“Close to 20 percent of the S&P 500 companies’ revenues comes from Europe,” said Lawrence Creatura, portfolio manager at Federated Investors. “We’re in a global, interconnected economy and Europe’s troubles are our own today.”
The broader the Standard & Poor’s 500 index rose for the first time in five days. It was up 22.13 points, or 1.7 percent, to 1,360.02 The gains in the U.S. stock market were broad. All 10 of the industry groups in the S&P 500 index rose, led by telecommunications companies.
In other trading, and the Nasdaq composite index rose 39.01 points, or 1.4 percent, to 2,893.25, despite more disappointing news from technology companies including the online game maker Zynga.
Several U.S. companies were also rising sharply after reporting stronger earnings. Sprint Nextel jumped 68 cents, or 20 percent, to $4.05. The country’s third-largest wireless carrier was successful in convincing smartphone subscribers to pay up for “unlimited data” service, and its service revenue zoomed higher, beating analysts’ estimates.
In Europe, Draghi’s comments came after days of uncertainty in Europe and rising concern over Spain’s recession and the country’s banks, which are reeling following the implosion of a real estate bubble. As borrowing costs for both Spain and Italy rose in the past week, investors feared that both countries might need to be rescued, like Greece, Portugal and Ireland had been in the last two years.
Borrowing costs for Spain’s government plunged following Draghi’s comments as investors anticipated that the European Central Bank might step up its purchases of Spanish government bonds.
The yield on Spain’s benchmark 10-year bond dropped almost half a percentage point, a huge move, to 6.89 percent. That rate surged as high as 7.54 percent this week as investors dumped the country’s bonds and lost confidence in Spain’s ability to manage its debts.

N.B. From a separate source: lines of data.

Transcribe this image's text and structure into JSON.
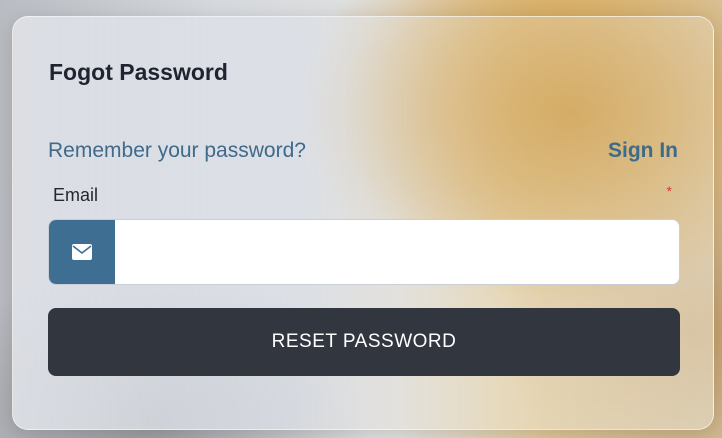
{
  "form": {
    "title": "Fogot Password",
    "remember_text": "Remember your password?",
    "signin_label": "Sign In",
    "email_label": "Email",
    "required_marker": "*",
    "email_value": "",
    "email_icon": "envelope-icon",
    "reset_label": "RESET PASSWORD"
  },
  "colors": {
    "accent": "#3e6f93",
    "link": "#3d6b8c",
    "button_bg": "#31363f",
    "required": "#d23b3b"
  }
}
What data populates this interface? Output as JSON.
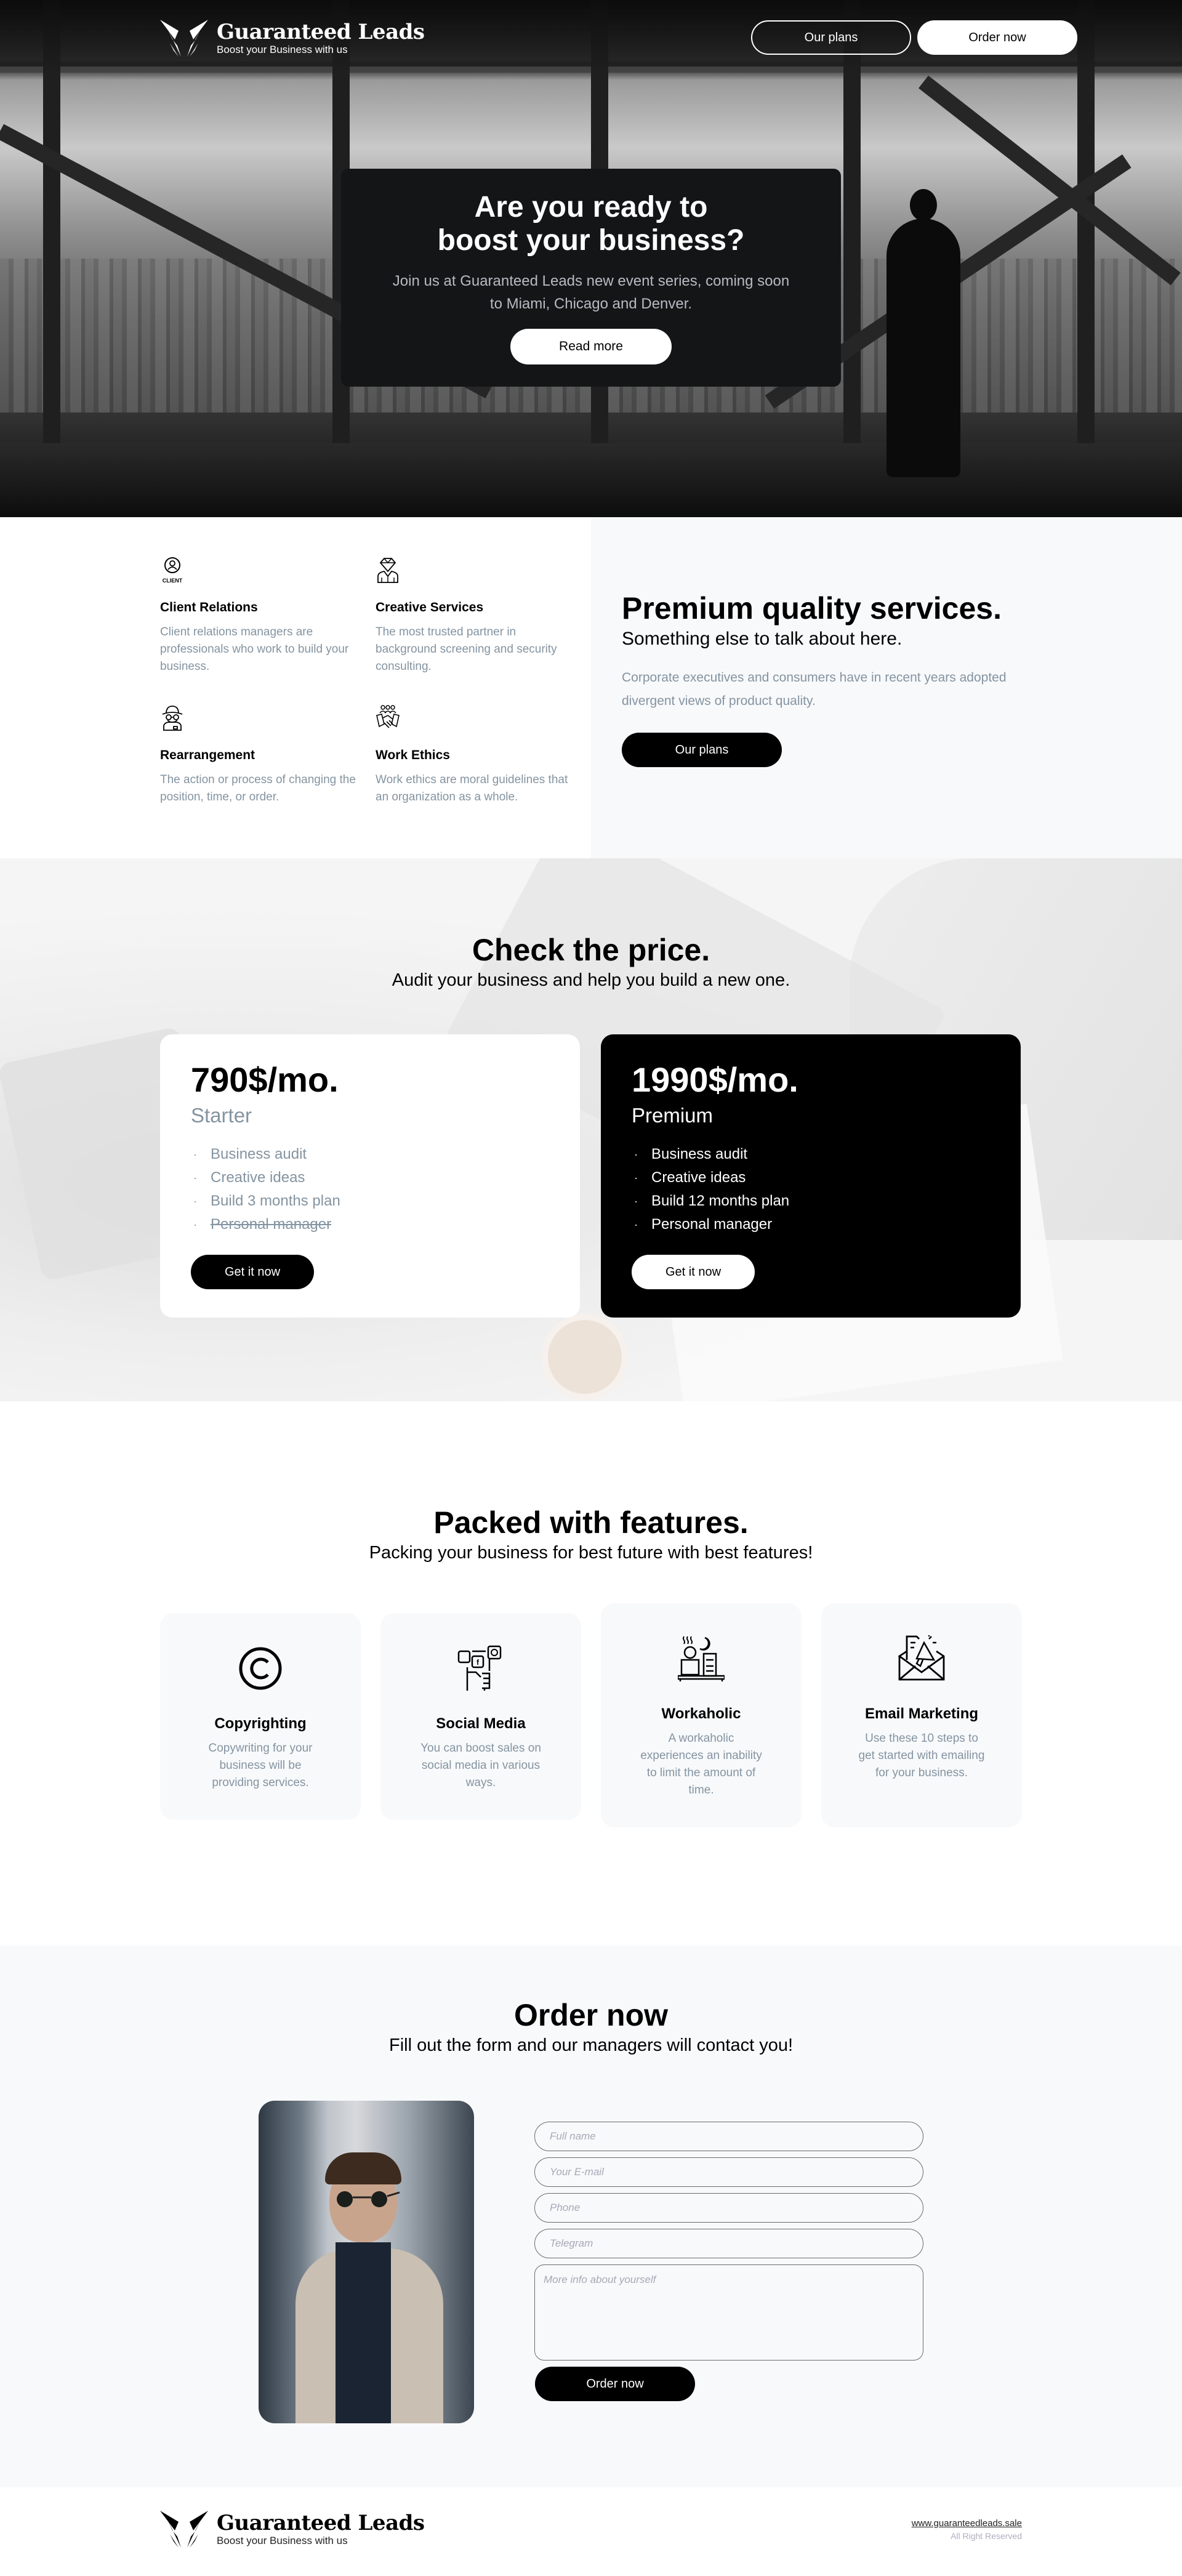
{
  "brand": {
    "name": "Guaranteed Leads",
    "tagline": "Boost your Business with us"
  },
  "nav": {
    "plans_label": "Our plans",
    "order_label": "Order now"
  },
  "hero": {
    "title_line1": "Are you ready to",
    "title_line2": "boost your business?",
    "description_line1": "Join us at Guaranteed Leads new event series, coming soon",
    "description_line2": "to Miami, Chicago and Denver.",
    "button_label": "Read more"
  },
  "services": {
    "items": [
      {
        "icon": "client-icon",
        "icon_caption": "CLIENT",
        "title": "Client Relations",
        "description": "Client relations managers are professionals who work to build your business."
      },
      {
        "icon": "diamond-businessman-icon",
        "title": "Creative Services",
        "description": "The most trusted partner in background screening and security consulting."
      },
      {
        "icon": "detective-icon",
        "title": "Rearrangement",
        "description": "The action or process of changing the position, time, or order."
      },
      {
        "icon": "handshake-team-icon",
        "title": "Work Ethics",
        "description": "Work ethics are moral guidelines that an organization as a whole."
      }
    ],
    "premium": {
      "title": "Premium quality services.",
      "subtitle": "Something else to talk about here.",
      "description": "Corporate executives and consumers have in recent years adopted divergent views of product quality.",
      "button_label": "Our plans"
    }
  },
  "pricing": {
    "title": "Check the price.",
    "subtitle": "Audit your business and help you build a new one.",
    "plans": [
      {
        "price": "790$/mo.",
        "name": "Starter",
        "features": [
          {
            "text": "Business audit",
            "included": true
          },
          {
            "text": "Creative ideas",
            "included": true
          },
          {
            "text": "Build 3 months plan",
            "included": true
          },
          {
            "text": "Personal manager",
            "included": false
          }
        ],
        "button_label": "Get it now"
      },
      {
        "price": "1990$/mo.",
        "name": "Premium",
        "features": [
          {
            "text": "Business audit",
            "included": true
          },
          {
            "text": "Creative ideas",
            "included": true
          },
          {
            "text": "Build 12 months plan",
            "included": true
          },
          {
            "text": "Personal manager",
            "included": true
          }
        ],
        "button_label": "Get it now"
      }
    ],
    "bullet": "·"
  },
  "features": {
    "title": "Packed with features.",
    "subtitle": "Packing your business for best future with best features!",
    "items": [
      {
        "icon": "copyright-icon",
        "title": "Copyrighting",
        "description": "Copywriting for your business will be providing services."
      },
      {
        "icon": "social-media-icon",
        "title": "Social Media",
        "description": "You can boost sales on social media in various ways."
      },
      {
        "icon": "workaholic-icon",
        "title": "Workaholic",
        "description": "A workaholic experiences an inability to limit the amount of time."
      },
      {
        "icon": "email-marketing-icon",
        "title": "Email Marketing",
        "description": "Use these 10 steps to get started with emailing for your business."
      }
    ]
  },
  "order": {
    "title": "Order now",
    "subtitle": "Fill out the form and our managers will contact you!",
    "fields": {
      "full_name": {
        "placeholder": "Full name",
        "value": ""
      },
      "email": {
        "placeholder": "Your E-mail",
        "value": ""
      },
      "phone": {
        "placeholder": "Phone",
        "value": ""
      },
      "telegram": {
        "placeholder": "Telegram",
        "value": ""
      },
      "info": {
        "placeholder": "More info about yourself",
        "value": ""
      }
    },
    "submit_label": "Order now"
  },
  "footer": {
    "url": "www.guaranteedleads.sale",
    "rights": "All Right Reserved"
  },
  "colors": {
    "accent": "#000000",
    "muted_text": "#8494a1",
    "light_bg": "#f8f9fb",
    "hero_card": "#141517",
    "placeholder": "#a9a7b7"
  }
}
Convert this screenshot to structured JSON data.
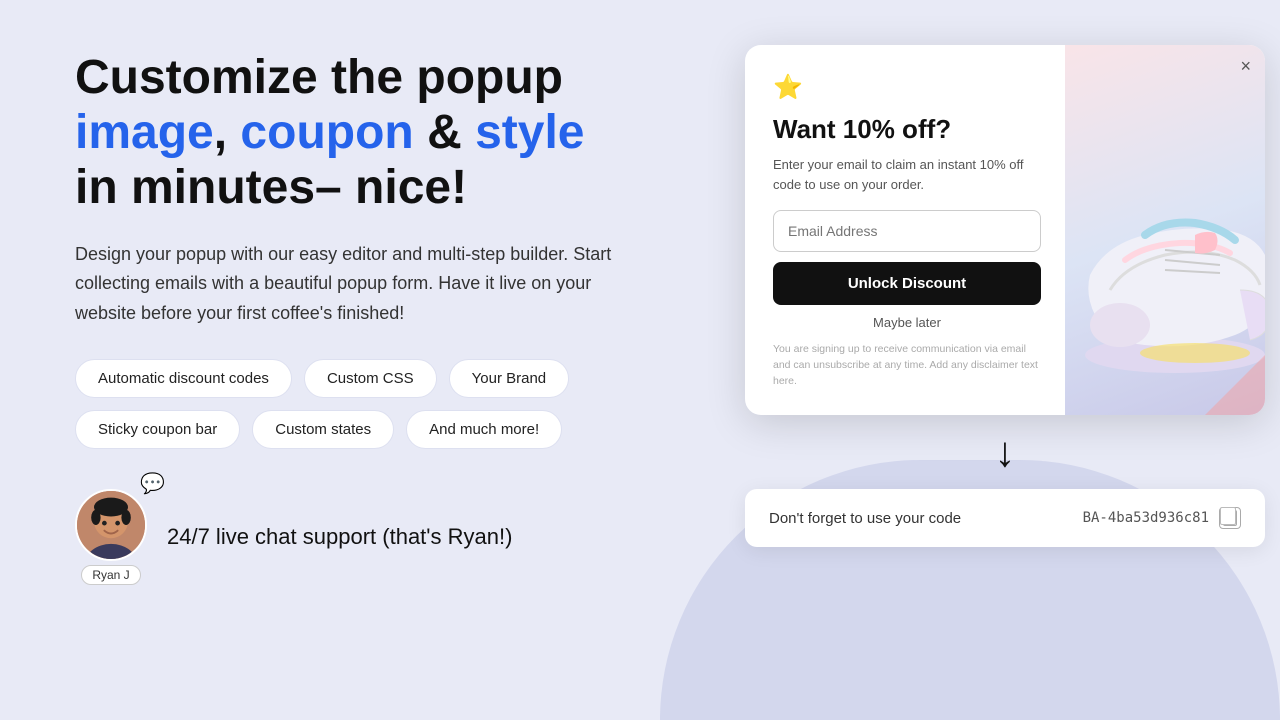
{
  "page": {
    "bg_color": "#e8eaf6"
  },
  "left": {
    "headline_part1": "Customize the popup",
    "headline_blue1": "image",
    "headline_comma": ",",
    "headline_blue2": "coupon",
    "headline_and": " & ",
    "headline_blue3": "style",
    "headline_part2": "in minutes– nice!",
    "subtext": "Design your popup with our easy editor and multi-step builder. Start collecting emails with a beautiful popup form. Have it live on your website before your first coffee's finished!",
    "tags": [
      "Automatic discount codes",
      "Custom CSS",
      "Your Brand",
      "Sticky coupon bar",
      "Custom states",
      "And much more!"
    ],
    "support_text": "24/7 live chat support",
    "support_subtext": "(that's Ryan!)",
    "avatar_label": "Ryan J"
  },
  "popup": {
    "close_symbol": "×",
    "star_emoji": "✦",
    "title": "Want 10% off?",
    "description": "Enter your email to claim an instant 10% off code to use on your order.",
    "email_placeholder": "Email Address",
    "button_label": "Unlock Discount",
    "skip_label": "Maybe later",
    "legal_text": "You are signing up to receive communication via email and can unsubscribe at any time. Add any disclaimer text here."
  },
  "arrow": {
    "symbol": "↓"
  },
  "coupon": {
    "label": "Don't forget to use your code",
    "code": "BA-4ba53d936c81"
  }
}
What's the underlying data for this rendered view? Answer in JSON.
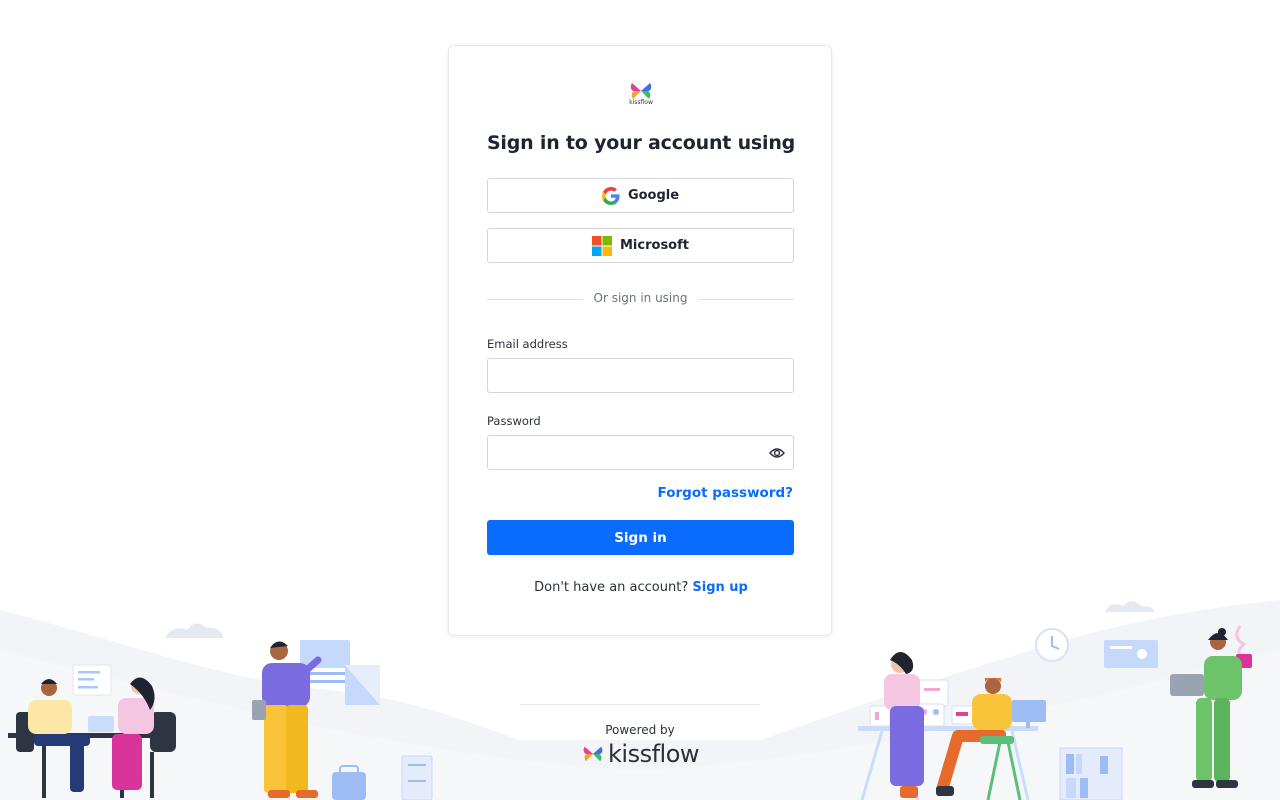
{
  "card": {
    "logo_word": "kissflow",
    "title": "Sign in to your account using",
    "google_label": "Google",
    "microsoft_label": "Microsoft",
    "divider_text": "Or sign in using",
    "email_label": "Email address",
    "email_value": "",
    "password_label": "Password",
    "password_value": "",
    "forgot_label": "Forgot password?",
    "signin_label": "Sign in",
    "signup_prompt": "Don't have an account?",
    "signup_link": "Sign up"
  },
  "footer": {
    "powered_by": "Powered by",
    "brand": "kissflow"
  },
  "icons": {
    "password_toggle": "eye-icon",
    "google": "google-icon",
    "microsoft": "microsoft-icon"
  },
  "colors": {
    "primary": "#0a6cff",
    "background": "#ffffff",
    "scene_ground": "#f3f4f7"
  }
}
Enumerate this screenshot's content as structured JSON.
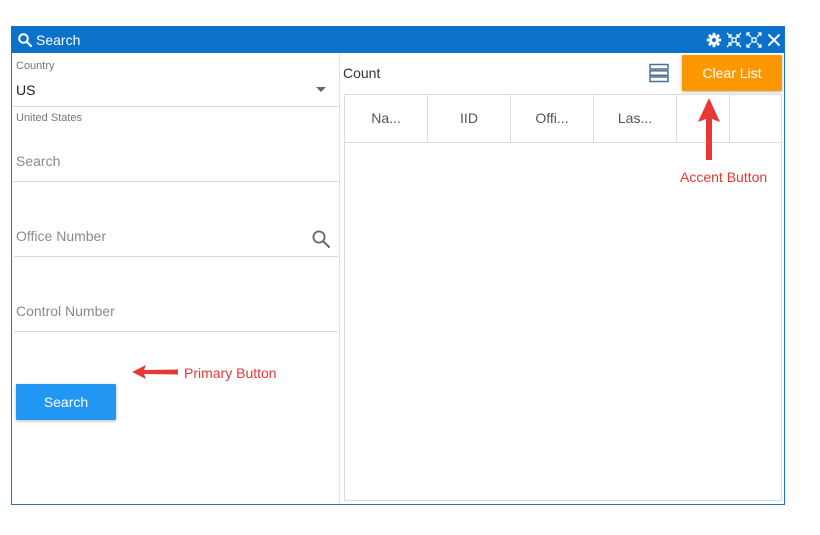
{
  "window": {
    "title": "Search",
    "icons": {
      "search": "search-icon",
      "settings": "gear-icon",
      "shrink": "shrink-icon",
      "expand": "expand-icon",
      "close": "close-icon"
    }
  },
  "form": {
    "country_label": "Country",
    "country_value": "US",
    "country_helper": "United States",
    "search_placeholder": "Search",
    "office_placeholder": "Office Number",
    "control_placeholder": "Control Number",
    "search_button": "Search"
  },
  "list": {
    "count_label": "Count",
    "clear_button": "Clear List",
    "columns": [
      "Na...",
      "IID",
      "Offi...",
      "Las...",
      "",
      ""
    ]
  },
  "annotations": {
    "primary": "Primary Button",
    "accent": "Accent Button"
  },
  "colors": {
    "titlebar": "#0a72c9",
    "primary": "#2196f3",
    "accent": "#ff9800",
    "annotation": "#e53935"
  }
}
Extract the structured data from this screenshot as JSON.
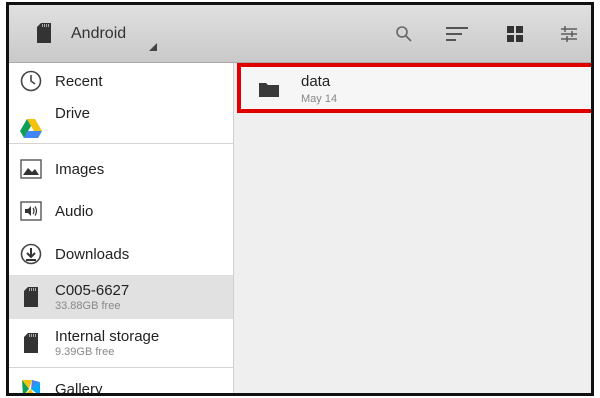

Technology companies continued to report disappointing earnings following industry leader Apple’s rare earnings disappointment earlier this week.
Zynga, which produces popular social network games “CityVille” and “FarmVille” posted poor quarterly results and cut its outlook, prompting a number of analyst downgrades. Its stock fell $1.90, or 37.5 percent, to $3.17.
Zynga’s disastrous results were also a bad omen for Facebook, which got about 12 percent of its 2011 revenue from Zynga. Facebook plunged 10 percent in after-hours trading after the company reported a loss of $157 million for its second quarter. The stock was down $2.63 at $24.19.
Among other stocks making big moves:
– PulteGroup jumped $1.84, or 18 percent, to $11.86 after the homebuilder posted a quarterly profit, beating Wall Street’s forecasts thanks to higher house prices and sales.
– United Continental slumped $1.21, or 6 percent, $19.20 after the combined airline’s second-quarter net income dropped 37 percent as it continued to wrestle with merger-related issues.
– Whole Foods Market jumped $9.57, or 11 percent, to $94.10 after the natural and organic foods store chain lifted its profit outlook for the year. Its net income jumped 32 percent in the latest quarter as shoppers spent more.